= Task to complete =
Please report every line of the listing below that has the word "photo" in it.

── Supplied records

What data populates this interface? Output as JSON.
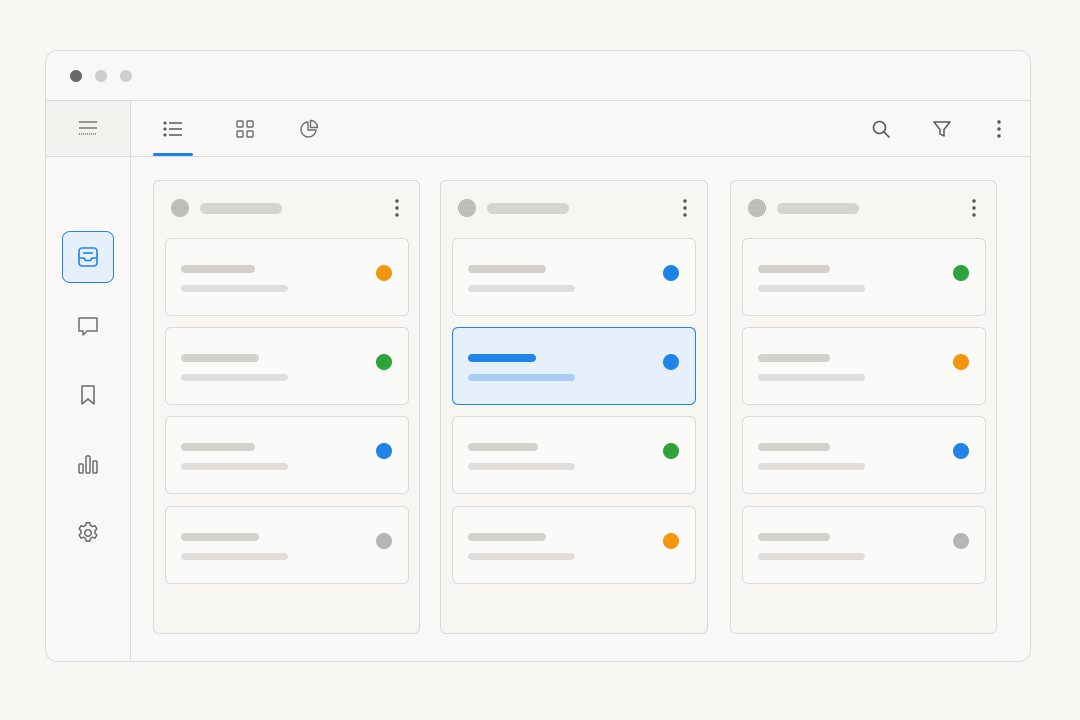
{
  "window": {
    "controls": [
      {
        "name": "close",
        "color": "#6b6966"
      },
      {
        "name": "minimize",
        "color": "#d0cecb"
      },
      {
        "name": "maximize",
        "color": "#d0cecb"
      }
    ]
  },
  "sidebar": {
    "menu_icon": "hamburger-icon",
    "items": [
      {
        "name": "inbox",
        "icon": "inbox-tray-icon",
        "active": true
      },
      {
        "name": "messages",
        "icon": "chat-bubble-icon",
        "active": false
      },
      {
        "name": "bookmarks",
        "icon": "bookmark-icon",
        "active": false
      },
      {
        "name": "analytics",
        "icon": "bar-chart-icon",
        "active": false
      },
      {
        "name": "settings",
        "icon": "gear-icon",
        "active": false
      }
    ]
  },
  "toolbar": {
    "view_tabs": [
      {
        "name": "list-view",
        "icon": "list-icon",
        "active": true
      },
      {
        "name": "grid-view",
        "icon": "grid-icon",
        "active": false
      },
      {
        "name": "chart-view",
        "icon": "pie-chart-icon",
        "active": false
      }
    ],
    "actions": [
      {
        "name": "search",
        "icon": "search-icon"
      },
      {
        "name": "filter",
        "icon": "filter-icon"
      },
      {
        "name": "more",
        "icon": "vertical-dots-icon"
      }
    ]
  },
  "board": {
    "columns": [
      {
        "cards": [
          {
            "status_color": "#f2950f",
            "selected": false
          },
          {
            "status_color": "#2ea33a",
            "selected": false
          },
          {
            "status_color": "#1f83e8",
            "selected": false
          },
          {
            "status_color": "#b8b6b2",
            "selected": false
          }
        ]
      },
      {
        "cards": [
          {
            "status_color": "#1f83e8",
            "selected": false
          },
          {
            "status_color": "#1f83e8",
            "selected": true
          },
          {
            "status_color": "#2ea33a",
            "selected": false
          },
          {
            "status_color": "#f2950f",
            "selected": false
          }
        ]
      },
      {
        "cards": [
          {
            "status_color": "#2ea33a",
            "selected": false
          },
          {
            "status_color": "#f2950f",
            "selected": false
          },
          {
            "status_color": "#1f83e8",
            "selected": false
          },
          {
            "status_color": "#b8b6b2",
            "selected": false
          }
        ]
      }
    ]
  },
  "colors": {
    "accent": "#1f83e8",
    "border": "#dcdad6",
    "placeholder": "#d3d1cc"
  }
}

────
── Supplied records

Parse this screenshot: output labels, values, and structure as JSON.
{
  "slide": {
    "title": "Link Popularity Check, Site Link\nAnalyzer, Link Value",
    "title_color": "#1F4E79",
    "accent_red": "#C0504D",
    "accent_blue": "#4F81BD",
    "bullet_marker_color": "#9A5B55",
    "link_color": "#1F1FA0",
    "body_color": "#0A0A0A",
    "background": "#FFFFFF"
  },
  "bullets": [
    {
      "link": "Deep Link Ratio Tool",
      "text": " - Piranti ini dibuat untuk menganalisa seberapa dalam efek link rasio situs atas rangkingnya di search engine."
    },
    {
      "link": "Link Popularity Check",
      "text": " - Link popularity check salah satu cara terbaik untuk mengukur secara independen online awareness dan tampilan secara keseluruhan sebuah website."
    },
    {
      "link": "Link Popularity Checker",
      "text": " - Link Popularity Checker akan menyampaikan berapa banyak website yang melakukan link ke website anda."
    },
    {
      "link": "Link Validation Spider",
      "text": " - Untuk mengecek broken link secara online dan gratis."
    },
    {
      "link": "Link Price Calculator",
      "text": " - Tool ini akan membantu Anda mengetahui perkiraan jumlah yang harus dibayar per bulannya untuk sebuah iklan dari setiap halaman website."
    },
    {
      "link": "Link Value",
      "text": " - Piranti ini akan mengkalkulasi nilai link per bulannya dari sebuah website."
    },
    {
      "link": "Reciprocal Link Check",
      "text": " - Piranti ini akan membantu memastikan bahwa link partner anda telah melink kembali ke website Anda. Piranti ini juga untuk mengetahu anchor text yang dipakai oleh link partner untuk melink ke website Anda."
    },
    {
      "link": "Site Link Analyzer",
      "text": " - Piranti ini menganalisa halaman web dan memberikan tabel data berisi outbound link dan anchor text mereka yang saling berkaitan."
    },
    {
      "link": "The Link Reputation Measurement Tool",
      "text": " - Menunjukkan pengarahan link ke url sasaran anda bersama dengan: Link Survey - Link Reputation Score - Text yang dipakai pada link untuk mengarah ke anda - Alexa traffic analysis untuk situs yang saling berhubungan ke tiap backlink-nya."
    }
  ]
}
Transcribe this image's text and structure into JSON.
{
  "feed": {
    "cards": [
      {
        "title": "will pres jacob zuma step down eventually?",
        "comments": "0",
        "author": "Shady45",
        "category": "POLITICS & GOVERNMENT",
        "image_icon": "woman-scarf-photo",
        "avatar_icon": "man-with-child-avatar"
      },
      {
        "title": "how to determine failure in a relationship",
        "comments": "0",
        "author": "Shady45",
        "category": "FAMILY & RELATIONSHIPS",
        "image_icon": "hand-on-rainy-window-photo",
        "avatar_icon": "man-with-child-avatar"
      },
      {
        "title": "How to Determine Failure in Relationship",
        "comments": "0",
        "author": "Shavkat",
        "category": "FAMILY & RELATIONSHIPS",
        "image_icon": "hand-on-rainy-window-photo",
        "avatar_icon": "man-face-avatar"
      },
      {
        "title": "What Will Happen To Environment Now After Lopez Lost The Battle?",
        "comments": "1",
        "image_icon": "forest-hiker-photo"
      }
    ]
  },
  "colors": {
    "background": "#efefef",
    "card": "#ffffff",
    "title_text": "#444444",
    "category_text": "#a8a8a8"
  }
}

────

= Task solution =
        "image_icon": "woman-scarf-photo",
        "image_icon": "hand-on-rainy-window-photo",
        "image_icon": "hand-on-rainy-window-photo",
        "image_icon": "forest-hiker-photo"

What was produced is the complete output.